The map, which cleared the state Senate on Wednesday, now heads to DeSantis' desk for his signature—a mere formality given that he preapproved the district lines at the behest of the state Legislature's Republican leaders, who ceded control of the process.
As the vote took place, Florida Democrats chanted that "Black votes are under attack," echoing experts' warnings that the map is "deeply racist." The New York Times reported Wednesday that the redistricting plan "would end the congressional career of [U.S.] Representative Al Lawson, a Black Democrat from Jacksonville, by carving up a district that stretches across North Florida to combine Black neighborhoods in Jacksonville and Tallahassee."
"It would also eliminate an Orlando district held by Representative Val Demings, a Democrat, and pack Black voters from two districts in Tampa and St. Petersburg into one, creating a second district certain to be won by a Republican," the Times noted.
The map, which heavily favors Republicans overall, is expected to face legal challenges.
The House vote Thursday was held after a group of Florida Democrats, led by Black lawmakers, disrupted debate on the congressional map by taking control of the floor and holding a sit-in and a prayer-in.
"We are here taking a stand to stop the attacks, stop the Black attacks," said state Rep. Angie Nixon (D-14), who helped lead the demonstration. "We need to ensure we adhere to fair districts.

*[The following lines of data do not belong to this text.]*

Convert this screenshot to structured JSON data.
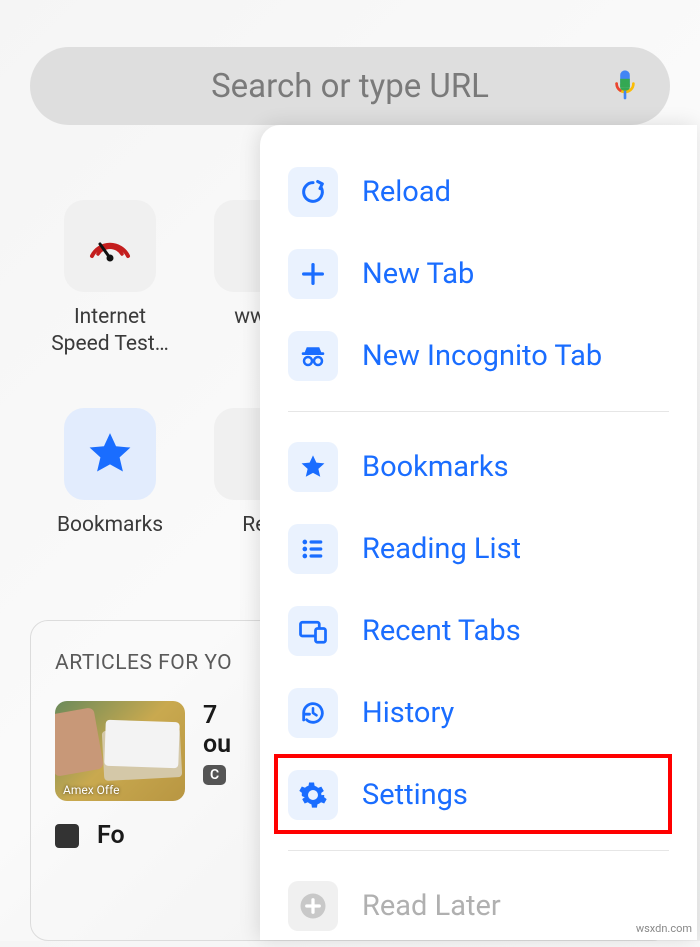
{
  "search": {
    "placeholder": "Search or type URL"
  },
  "shortcuts": {
    "speedtest": "Internet Speed Test…",
    "www": "www.",
    "bookmarks": "Bookmarks",
    "reading": "Rea"
  },
  "articles": {
    "heading": "ARTICLES FOR YO",
    "item1_title": "7 ",
    "item1_line2": "ou",
    "item1_badge": "C",
    "item1_thumb_caption": "Amex Offe",
    "item2_title": "Fo"
  },
  "menu": {
    "reload": "Reload",
    "new_tab": "New Tab",
    "new_incognito": "New Incognito Tab",
    "bookmarks": "Bookmarks",
    "reading_list": "Reading List",
    "recent_tabs": "Recent Tabs",
    "history": "History",
    "settings": "Settings",
    "read_later": "Read Later"
  },
  "watermark": "wsxdn.com"
}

We need to ensure all Floridians have a voice... What they do to one of us they do to all of us."
The Miami Herald reported that "an hour into the protest, House officials appeared to have cut off the wifi as protesting lawmakers were posting live videos." The House sergeant-at-arms also removed an Associated Press photographer from the floor.

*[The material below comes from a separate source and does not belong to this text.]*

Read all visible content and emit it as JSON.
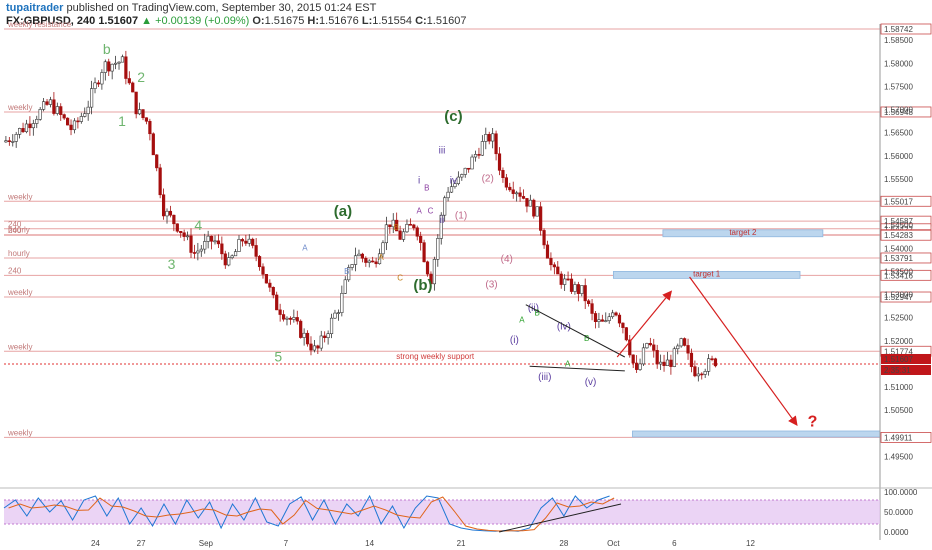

Following a brief recess, Republicans returned to the chamber and pushed through the map.
"This is not democracy," state Rep. Anna Eskamani (D-47) tweeted following the vote, warning that Republicans are "drunk on power and bullying anyone in their way into submission."
Last week, as Common Dreams reported, the Republican leaders of Florida's Legislature announced that they were "awaiting a communication from the governor's office with a map that he will support," effectively handing DeSantis the power to craft the state's congressional districts ahead of the crucial 2022 midterm elections.
The Republicans' move came after DeSantis vetoed a congressional map that state lawmakers approved last month, demanding more aggressive action targeting a pair of districts represented by Black Democrats.
At present, the Washington Post noted Wednesday, "Florida has 27 congressional districts, 16 of which are represented by Republicans and 11 by Democrats."
"Under the new map, which was proposed by DeSantis himself, Republicans would probably represent 20 districts while Democrats would represent eight," the newspaper added.
In a series of tweets on Thursday, the ACLU of Florida argued that "the governor's map is a blatant and illegal partisan gerrymander."
"These maps clearly sever Black communities across the state, manipulate the lines to favor the governor's party, and diminish minority voting ability in violation of the Fair Districts requirements—which were enshrined in the Florida Constitution by a supermajority of Floridians," the group added. "Leaders of the Florida House and Senate abdicated their responsibility to craft a fair, constitutional map and ceded its authority to a governor who is clearly not interested in respecting Fair Districts."